» Collected data:
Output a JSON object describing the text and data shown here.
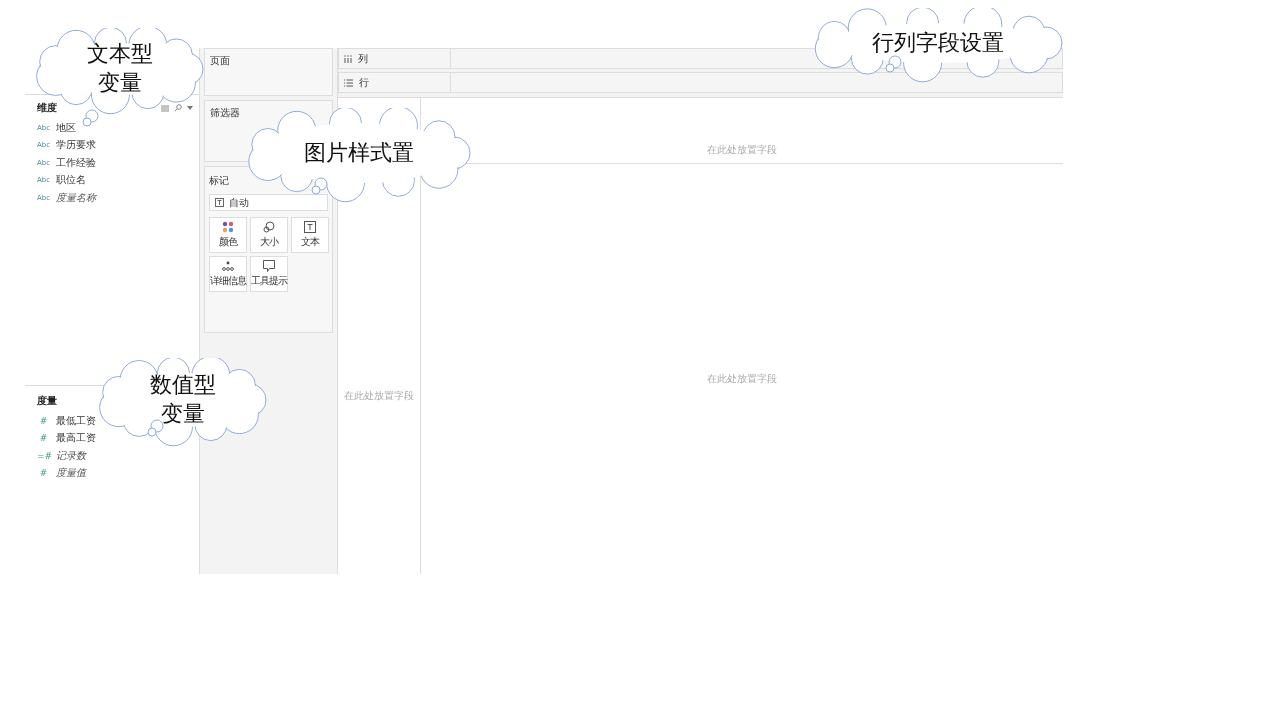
{
  "data_pane": {
    "dimensions": {
      "title": "维度",
      "fields": [
        {
          "type_icon": "Abc",
          "name": "地区",
          "italic": false
        },
        {
          "type_icon": "Abc",
          "name": "学历要求",
          "italic": false
        },
        {
          "type_icon": "Abc",
          "name": "工作经验",
          "italic": false
        },
        {
          "type_icon": "Abc",
          "name": "职位名",
          "italic": false
        },
        {
          "type_icon": "Abc",
          "name": "度量名称",
          "italic": true
        }
      ]
    },
    "measures": {
      "title": "度量",
      "fields": [
        {
          "type_icon": "#",
          "name": "最低工资",
          "italic": false
        },
        {
          "type_icon": "#",
          "name": "最高工资",
          "italic": false
        },
        {
          "type_icon": "=#",
          "name": "记录数",
          "italic": true
        },
        {
          "type_icon": "#",
          "name": "度量值",
          "italic": true
        }
      ]
    }
  },
  "cards": {
    "pages": "页面",
    "filters": "筛选器",
    "marks": {
      "title": "标记",
      "mark_type": "自动",
      "buttons": [
        {
          "kind": "color",
          "label": "颜色"
        },
        {
          "kind": "size",
          "label": "大小"
        },
        {
          "kind": "text",
          "label": "文本"
        },
        {
          "kind": "detail",
          "label": "详细信息"
        },
        {
          "kind": "tooltip",
          "label": "工具提示"
        }
      ]
    }
  },
  "shelves": [
    {
      "kind": "columns",
      "label": "列"
    },
    {
      "kind": "rows",
      "label": "行"
    }
  ],
  "view": {
    "rows_hint": "在此处放置字段",
    "columns_hint": "在此处放置字段",
    "main_hint": "在此处放置字段"
  },
  "callouts": [
    {
      "lines": [
        "文本型",
        "变量"
      ]
    },
    {
      "lines": [
        "图片样式置"
      ]
    },
    {
      "lines": [
        "数值型",
        "变量"
      ]
    },
    {
      "lines": [
        "行列字段设置"
      ]
    }
  ]
}
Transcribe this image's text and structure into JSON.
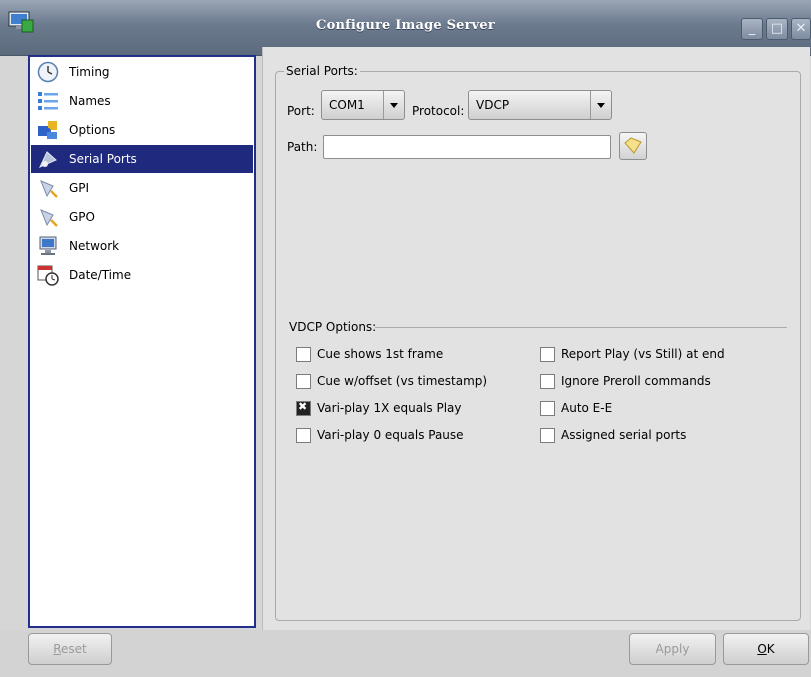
{
  "window": {
    "title": "Configure Image Server"
  },
  "titlebar_buttons": {
    "minimize": "_",
    "maximize": "□",
    "close": "✕"
  },
  "sidebar": {
    "items": [
      {
        "label": "Timing",
        "icon": "clock-icon"
      },
      {
        "label": "Names",
        "icon": "list-icon"
      },
      {
        "label": "Options",
        "icon": "puzzle-icon"
      },
      {
        "label": "Serial Ports",
        "icon": "serial-ports-icon",
        "selected": true
      },
      {
        "label": "GPI",
        "icon": "gpi-icon"
      },
      {
        "label": "GPO",
        "icon": "gpo-icon"
      },
      {
        "label": "Network",
        "icon": "network-icon"
      },
      {
        "label": "Date/Time",
        "icon": "calendar-clock-icon"
      }
    ]
  },
  "serial_ports": {
    "legend": "Serial Ports:",
    "port_label": "Port:",
    "port_value": "COM1",
    "protocol_label": "Protocol:",
    "protocol_value": "VDCP",
    "path_label": "Path:",
    "path_value": ""
  },
  "vdcp_options": {
    "legend": "VDCP Options:",
    "left": [
      {
        "label": "Cue shows 1st frame",
        "checked": false
      },
      {
        "label": "Cue w/offset (vs timestamp)",
        "checked": false
      },
      {
        "label": "Vari-play 1X equals Play",
        "checked": true
      },
      {
        "label": "Vari-play 0 equals Pause",
        "checked": false
      }
    ],
    "right": [
      {
        "label": "Report Play (vs Still) at end",
        "checked": false
      },
      {
        "label": "Ignore Preroll commands",
        "checked": false
      },
      {
        "label": "Auto E-E",
        "checked": false
      },
      {
        "label": "Assigned serial ports",
        "checked": false
      }
    ]
  },
  "buttons": {
    "reset": {
      "mnemonic": "R",
      "rest": "eset"
    },
    "apply": {
      "label": "Apply"
    },
    "ok": {
      "mnemonic": "O",
      "rest": "K"
    }
  },
  "colors": {
    "selection": "#1f2a7f",
    "titlebar": "#6c7a8e"
  }
}
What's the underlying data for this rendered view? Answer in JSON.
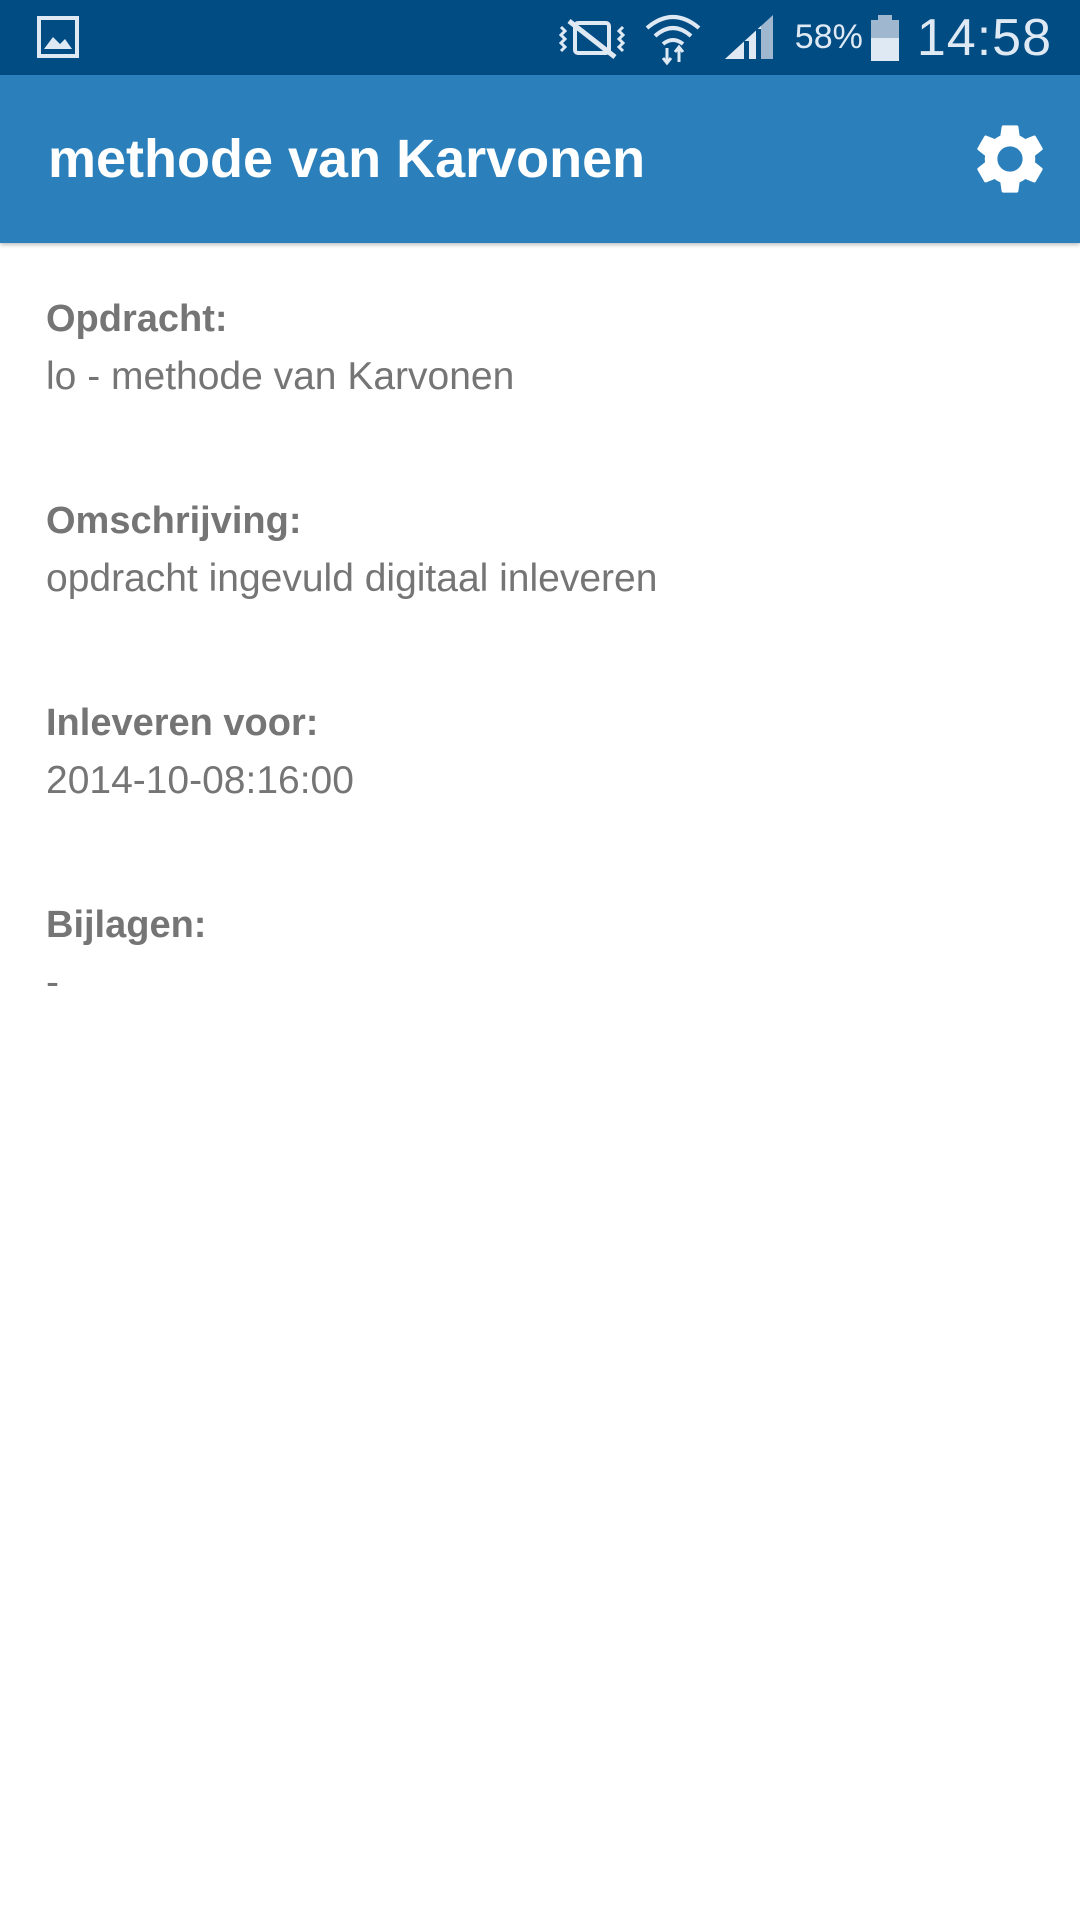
{
  "status_bar": {
    "left_icon": "gallery-icon",
    "icons": [
      "vibrate-mute-icon",
      "wifi-icon",
      "signal-icon",
      "battery-icon"
    ],
    "battery_percent": "58%",
    "time": "14:58"
  },
  "app_bar": {
    "title": "methode van Karvonen",
    "settings_icon": "gear-icon",
    "color": "#2b80bb"
  },
  "colors": {
    "status_bar": "#024c84",
    "app_bar": "#2b80bb",
    "text": "#757575"
  },
  "details": {
    "assignment": {
      "label": "Opdracht:",
      "value": "lo - methode van Karvonen"
    },
    "description": {
      "label": "Omschrijving:",
      "value": "opdracht ingevuld digitaal inleveren"
    },
    "due": {
      "label": "Inleveren voor:",
      "value": "2014-10-08:16:00"
    },
    "attachments": {
      "label": "Bijlagen:",
      "value": "-"
    }
  }
}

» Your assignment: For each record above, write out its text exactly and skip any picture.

» Task answer:
Output a JSON object describing the text and data shown here.
{
  "data_pane": {
    "dimensions": {
      "title": "维度",
      "fields": [
        {
          "type_icon": "Abc",
          "name": "地区",
          "italic": false
        },
        {
          "type_icon": "Abc",
          "name": "学历要求",
          "italic": false
        },
        {
          "type_icon": "Abc",
          "name": "工作经验",
          "italic": false
        },
        {
          "type_icon": "Abc",
          "name": "职位名",
          "italic": false
        },
        {
          "type_icon": "Abc",
          "name": "度量名称",
          "italic": true
        }
      ]
    },
    "measures": {
      "title": "度量",
      "fields": [
        {
          "type_icon": "#",
          "name": "最低工资",
          "italic": false
        },
        {
          "type_icon": "#",
          "name": "最高工资",
          "italic": false
        },
        {
          "type_icon": "=#",
          "name": "记录数",
          "italic": true
        },
        {
          "type_icon": "#",
          "name": "度量值",
          "italic": true
        }
      ]
    }
  },
  "cards": {
    "pages": "页面",
    "filters": "筛选器",
    "marks": {
      "title": "标记",
      "mark_type": "自动",
      "buttons": [
        {
          "kind": "color",
          "label": "颜色"
        },
        {
          "kind": "size",
          "label": "大小"
        },
        {
          "kind": "text",
          "label": "文本"
        },
        {
          "kind": "detail",
          "label": "详细信息"
        },
        {
          "kind": "tooltip",
          "label": "工具提示"
        }
      ]
    }
  },
  "shelves": [
    {
      "kind": "columns",
      "label": "列"
    },
    {
      "kind": "rows",
      "label": "行"
    }
  ],
  "view": {
    "rows_hint": "在此处放置字段",
    "columns_hint": "在此处放置字段",
    "main_hint": "在此处放置字段"
  },
  "callouts": [
    {
      "lines": [
        "文本型",
        "变量"
      ]
    },
    {
      "lines": [
        "图片样式置"
      ]
    },
    {
      "lines": [
        "数值型",
        "变量"
      ]
    },
    {
      "lines": [
        "行列字段设置"
      ]
    }
  ]
}
Transcribe this image's text and structure into JSON.
{
  "window": {
    "title": "Configure Image Server"
  },
  "titlebar_buttons": {
    "minimize": "_",
    "maximize": "□",
    "close": "✕"
  },
  "sidebar": {
    "items": [
      {
        "label": "Timing",
        "icon": "clock-icon"
      },
      {
        "label": "Names",
        "icon": "list-icon"
      },
      {
        "label": "Options",
        "icon": "puzzle-icon"
      },
      {
        "label": "Serial Ports",
        "icon": "serial-ports-icon",
        "selected": true
      },
      {
        "label": "GPI",
        "icon": "gpi-icon"
      },
      {
        "label": "GPO",
        "icon": "gpo-icon"
      },
      {
        "label": "Network",
        "icon": "network-icon"
      },
      {
        "label": "Date/Time",
        "icon": "calendar-clock-icon"
      }
    ]
  },
  "serial_ports": {
    "legend": "Serial Ports:",
    "port_label": "Port:",
    "port_value": "COM1",
    "protocol_label": "Protocol:",
    "protocol_value": "VDCP",
    "path_label": "Path:",
    "path_value": ""
  },
  "vdcp_options": {
    "legend": "VDCP Options:",
    "left": [
      {
        "label": "Cue shows 1st frame",
        "checked": false
      },
      {
        "label": "Cue w/offset (vs timestamp)",
        "checked": false
      },
      {
        "label": "Vari-play 1X equals Play",
        "checked": true
      },
      {
        "label": "Vari-play 0 equals Pause",
        "checked": false
      }
    ],
    "right": [
      {
        "label": "Report Play (vs Still) at end",
        "checked": false
      },
      {
        "label": "Ignore Preroll commands",
        "checked": false
      },
      {
        "label": "Auto E-E",
        "checked": false
      },
      {
        "label": "Assigned serial ports",
        "checked": false
      }
    ]
  },
  "buttons": {
    "reset": {
      "mnemonic": "R",
      "rest": "eset"
    },
    "apply": {
      "label": "Apply"
    },
    "ok": {
      "mnemonic": "O",
      "rest": "K"
    }
  },
  "colors": {
    "selection": "#1f2a7f",
    "titlebar": "#6c7a8e"
  }
}
What's the underlying data for this rendered view? Answer in JSON.
{
  "status_bar": {
    "left_icon": "gallery-icon",
    "icons": [
      "vibrate-mute-icon",
      "wifi-icon",
      "signal-icon",
      "battery-icon"
    ],
    "battery_percent": "58%",
    "time": "14:58"
  },
  "app_bar": {
    "title": "methode van Karvonen",
    "settings_icon": "gear-icon",
    "color": "#2b80bb"
  },
  "colors": {
    "status_bar": "#024c84",
    "app_bar": "#2b80bb",
    "text": "#757575"
  },
  "details": {
    "assignment": {
      "label": "Opdracht:",
      "value": "lo - methode van Karvonen"
    },
    "description": {
      "label": "Omschrijving:",
      "value": "opdracht ingevuld digitaal inleveren"
    },
    "due": {
      "label": "Inleveren voor:",
      "value": "2014-10-08:16:00"
    },
    "attachments": {
      "label": "Bijlagen:",
      "value": "-"
    }
  }
}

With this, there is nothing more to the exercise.